**PROBLEM DESCRIPTION:** List each line of the data that holds the string "type", please.

**SOURCE MATERIAL:**
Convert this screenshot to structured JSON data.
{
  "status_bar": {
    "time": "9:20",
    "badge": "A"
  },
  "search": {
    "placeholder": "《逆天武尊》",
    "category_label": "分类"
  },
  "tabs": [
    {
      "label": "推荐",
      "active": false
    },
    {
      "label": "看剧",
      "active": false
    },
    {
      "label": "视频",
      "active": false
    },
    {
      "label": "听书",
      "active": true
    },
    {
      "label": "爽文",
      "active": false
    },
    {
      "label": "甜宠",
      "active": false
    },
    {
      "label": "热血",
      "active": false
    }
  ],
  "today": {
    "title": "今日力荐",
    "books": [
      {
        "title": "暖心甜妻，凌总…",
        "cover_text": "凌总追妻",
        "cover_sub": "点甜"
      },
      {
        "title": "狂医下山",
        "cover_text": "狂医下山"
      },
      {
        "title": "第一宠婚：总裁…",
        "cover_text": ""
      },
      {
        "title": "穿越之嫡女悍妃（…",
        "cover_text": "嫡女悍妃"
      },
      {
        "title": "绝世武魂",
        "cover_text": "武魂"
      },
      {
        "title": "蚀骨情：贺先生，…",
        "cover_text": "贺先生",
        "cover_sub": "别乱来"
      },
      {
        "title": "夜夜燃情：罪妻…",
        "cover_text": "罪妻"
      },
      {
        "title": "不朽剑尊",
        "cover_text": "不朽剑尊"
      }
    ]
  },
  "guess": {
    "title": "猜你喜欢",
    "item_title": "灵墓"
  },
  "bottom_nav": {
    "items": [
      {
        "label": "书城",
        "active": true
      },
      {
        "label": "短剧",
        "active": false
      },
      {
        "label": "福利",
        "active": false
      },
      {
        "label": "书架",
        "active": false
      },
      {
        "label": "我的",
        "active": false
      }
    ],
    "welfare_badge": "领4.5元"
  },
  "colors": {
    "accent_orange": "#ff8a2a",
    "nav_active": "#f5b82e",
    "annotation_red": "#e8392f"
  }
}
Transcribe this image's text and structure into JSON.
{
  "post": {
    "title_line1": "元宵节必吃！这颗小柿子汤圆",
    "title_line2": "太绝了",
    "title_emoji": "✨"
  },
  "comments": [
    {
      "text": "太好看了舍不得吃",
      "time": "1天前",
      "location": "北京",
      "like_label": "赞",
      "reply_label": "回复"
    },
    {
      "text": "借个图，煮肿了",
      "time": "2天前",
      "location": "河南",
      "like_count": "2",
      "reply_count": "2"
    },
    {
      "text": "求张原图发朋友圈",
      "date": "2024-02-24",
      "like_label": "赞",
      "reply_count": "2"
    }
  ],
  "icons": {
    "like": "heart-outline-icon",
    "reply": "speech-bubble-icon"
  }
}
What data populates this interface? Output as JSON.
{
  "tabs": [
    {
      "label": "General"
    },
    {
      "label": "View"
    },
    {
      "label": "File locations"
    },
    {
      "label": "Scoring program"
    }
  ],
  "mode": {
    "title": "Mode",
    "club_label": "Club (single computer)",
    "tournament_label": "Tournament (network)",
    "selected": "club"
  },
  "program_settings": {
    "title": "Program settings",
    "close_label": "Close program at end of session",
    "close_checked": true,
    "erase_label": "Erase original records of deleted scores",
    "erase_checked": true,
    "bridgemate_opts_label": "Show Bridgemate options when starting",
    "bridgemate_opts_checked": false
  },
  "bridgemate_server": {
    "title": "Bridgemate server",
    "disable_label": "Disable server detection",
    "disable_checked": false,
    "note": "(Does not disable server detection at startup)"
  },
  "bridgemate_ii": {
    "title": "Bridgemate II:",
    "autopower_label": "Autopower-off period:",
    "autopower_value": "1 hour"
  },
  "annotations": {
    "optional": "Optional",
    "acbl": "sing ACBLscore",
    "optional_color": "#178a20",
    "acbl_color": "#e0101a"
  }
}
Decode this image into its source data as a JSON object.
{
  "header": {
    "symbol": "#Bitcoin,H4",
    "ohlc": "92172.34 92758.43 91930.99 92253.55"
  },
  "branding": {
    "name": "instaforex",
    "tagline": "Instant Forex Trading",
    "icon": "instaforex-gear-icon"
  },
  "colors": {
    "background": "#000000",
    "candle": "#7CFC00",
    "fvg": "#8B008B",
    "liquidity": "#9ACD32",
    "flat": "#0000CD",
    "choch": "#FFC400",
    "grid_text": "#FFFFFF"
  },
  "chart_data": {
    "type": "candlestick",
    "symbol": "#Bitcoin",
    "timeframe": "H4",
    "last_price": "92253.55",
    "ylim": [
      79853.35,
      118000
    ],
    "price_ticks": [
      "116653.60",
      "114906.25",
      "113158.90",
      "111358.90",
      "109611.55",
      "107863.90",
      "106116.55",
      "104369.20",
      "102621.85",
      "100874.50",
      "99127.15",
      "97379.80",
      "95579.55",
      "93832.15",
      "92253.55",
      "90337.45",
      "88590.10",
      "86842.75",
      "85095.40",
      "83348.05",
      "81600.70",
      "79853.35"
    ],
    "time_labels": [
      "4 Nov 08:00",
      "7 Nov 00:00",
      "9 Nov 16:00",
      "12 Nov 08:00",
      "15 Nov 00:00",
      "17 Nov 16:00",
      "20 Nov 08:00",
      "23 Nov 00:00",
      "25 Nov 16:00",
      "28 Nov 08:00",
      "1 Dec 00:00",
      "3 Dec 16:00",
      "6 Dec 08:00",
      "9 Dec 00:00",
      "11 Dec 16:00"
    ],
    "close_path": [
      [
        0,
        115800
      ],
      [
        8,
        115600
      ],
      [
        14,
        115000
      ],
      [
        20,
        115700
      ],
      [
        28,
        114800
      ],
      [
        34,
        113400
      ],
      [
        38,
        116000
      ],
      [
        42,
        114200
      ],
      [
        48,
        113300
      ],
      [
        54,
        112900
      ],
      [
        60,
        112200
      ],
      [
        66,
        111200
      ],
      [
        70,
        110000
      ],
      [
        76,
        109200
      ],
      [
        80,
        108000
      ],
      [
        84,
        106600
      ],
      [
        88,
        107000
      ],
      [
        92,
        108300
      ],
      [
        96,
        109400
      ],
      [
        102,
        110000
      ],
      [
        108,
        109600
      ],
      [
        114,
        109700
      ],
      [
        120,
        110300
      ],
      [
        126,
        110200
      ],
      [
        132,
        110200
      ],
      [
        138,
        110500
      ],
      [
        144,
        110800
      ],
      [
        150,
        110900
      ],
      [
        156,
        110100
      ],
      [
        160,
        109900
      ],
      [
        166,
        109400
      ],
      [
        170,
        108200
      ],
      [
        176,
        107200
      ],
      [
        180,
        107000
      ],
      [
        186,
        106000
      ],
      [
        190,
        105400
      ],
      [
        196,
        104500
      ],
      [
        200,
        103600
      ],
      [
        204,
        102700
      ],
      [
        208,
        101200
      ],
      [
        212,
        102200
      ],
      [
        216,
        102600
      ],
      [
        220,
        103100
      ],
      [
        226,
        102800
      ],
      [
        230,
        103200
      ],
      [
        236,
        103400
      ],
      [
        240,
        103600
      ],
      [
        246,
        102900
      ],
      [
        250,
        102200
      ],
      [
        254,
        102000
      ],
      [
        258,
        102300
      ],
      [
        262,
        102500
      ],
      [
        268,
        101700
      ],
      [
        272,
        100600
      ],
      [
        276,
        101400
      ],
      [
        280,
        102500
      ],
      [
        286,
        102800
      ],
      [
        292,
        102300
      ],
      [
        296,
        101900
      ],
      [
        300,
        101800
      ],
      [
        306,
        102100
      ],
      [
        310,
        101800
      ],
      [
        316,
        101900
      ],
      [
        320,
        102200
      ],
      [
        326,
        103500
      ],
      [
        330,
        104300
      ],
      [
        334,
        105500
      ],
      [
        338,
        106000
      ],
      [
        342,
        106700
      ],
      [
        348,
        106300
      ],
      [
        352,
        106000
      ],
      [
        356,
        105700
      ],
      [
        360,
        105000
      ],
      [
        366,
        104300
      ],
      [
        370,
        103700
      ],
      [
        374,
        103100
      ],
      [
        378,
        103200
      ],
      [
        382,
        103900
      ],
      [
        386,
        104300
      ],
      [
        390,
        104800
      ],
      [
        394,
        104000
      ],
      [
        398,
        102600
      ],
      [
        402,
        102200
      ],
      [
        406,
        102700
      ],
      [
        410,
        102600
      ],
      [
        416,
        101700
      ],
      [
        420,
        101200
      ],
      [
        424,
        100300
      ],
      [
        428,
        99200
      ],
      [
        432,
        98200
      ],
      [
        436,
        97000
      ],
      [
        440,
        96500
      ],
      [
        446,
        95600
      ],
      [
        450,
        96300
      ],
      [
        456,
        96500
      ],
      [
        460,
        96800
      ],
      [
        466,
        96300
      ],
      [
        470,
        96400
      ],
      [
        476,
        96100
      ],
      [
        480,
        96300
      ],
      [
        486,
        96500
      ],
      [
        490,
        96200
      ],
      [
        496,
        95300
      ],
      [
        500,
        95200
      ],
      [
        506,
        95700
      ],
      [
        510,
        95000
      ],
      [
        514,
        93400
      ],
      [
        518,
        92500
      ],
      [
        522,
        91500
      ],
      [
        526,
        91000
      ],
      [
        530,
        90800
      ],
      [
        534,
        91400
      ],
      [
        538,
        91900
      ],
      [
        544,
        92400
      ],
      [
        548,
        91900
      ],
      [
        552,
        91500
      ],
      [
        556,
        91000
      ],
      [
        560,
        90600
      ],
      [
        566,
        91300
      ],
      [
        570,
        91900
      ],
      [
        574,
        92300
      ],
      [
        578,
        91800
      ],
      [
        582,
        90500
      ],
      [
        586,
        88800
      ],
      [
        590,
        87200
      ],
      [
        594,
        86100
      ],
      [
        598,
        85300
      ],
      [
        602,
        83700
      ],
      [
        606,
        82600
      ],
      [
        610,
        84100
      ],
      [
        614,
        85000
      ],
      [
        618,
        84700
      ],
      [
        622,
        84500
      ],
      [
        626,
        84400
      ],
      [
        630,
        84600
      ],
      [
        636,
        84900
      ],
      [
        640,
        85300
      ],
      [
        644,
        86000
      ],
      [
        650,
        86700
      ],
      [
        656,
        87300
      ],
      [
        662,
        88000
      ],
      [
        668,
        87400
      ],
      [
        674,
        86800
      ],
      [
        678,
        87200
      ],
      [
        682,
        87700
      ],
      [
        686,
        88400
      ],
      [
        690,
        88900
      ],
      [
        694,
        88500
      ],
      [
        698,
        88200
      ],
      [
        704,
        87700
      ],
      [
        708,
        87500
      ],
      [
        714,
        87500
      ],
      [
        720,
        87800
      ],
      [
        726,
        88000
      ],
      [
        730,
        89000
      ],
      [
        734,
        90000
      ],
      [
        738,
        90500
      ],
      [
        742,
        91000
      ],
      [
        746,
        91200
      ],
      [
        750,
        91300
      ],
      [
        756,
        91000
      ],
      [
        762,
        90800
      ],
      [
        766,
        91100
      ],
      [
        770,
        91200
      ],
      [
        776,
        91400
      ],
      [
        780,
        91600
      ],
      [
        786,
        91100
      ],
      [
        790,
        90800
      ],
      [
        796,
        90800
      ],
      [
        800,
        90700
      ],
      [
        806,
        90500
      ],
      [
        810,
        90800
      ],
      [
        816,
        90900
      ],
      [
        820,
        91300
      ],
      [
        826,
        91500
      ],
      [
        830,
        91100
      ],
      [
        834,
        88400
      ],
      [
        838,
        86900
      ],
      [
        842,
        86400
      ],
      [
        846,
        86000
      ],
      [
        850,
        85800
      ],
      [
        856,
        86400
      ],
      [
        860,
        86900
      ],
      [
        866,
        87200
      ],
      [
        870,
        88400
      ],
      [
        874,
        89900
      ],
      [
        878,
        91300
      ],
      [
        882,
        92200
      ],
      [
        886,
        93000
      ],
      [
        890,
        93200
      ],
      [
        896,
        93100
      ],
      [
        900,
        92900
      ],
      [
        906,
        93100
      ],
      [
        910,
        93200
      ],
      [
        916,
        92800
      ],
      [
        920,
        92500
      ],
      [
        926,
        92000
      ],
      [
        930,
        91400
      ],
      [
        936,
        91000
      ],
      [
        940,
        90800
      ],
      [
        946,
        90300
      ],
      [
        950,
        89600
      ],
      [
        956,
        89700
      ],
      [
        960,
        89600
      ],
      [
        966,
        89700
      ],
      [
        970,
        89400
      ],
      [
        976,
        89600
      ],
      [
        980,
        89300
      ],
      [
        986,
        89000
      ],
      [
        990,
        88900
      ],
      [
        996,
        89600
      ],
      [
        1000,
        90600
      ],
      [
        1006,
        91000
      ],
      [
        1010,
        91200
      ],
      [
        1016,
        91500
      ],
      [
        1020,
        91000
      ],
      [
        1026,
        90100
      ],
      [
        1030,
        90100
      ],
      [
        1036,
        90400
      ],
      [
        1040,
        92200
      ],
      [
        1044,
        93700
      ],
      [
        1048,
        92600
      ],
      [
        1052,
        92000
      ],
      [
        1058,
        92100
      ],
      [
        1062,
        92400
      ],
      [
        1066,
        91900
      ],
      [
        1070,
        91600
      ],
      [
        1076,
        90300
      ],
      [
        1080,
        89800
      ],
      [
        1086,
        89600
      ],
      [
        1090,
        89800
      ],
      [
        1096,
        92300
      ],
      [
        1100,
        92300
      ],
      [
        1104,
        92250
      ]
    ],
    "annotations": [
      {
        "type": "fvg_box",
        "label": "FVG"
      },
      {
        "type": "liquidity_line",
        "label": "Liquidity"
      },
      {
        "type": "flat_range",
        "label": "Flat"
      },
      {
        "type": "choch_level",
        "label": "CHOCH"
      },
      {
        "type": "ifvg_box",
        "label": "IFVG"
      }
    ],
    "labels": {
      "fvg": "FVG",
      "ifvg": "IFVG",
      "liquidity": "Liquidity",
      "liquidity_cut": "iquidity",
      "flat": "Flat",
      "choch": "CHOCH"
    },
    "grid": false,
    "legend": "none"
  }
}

**YOUR RESPONSE:**
    "type": "candlestick",
        "type": "fvg_box",
        "type": "liquidity_line",
        "type": "flat_range",
        "type": "choch_level",
        "type": "ifvg_box",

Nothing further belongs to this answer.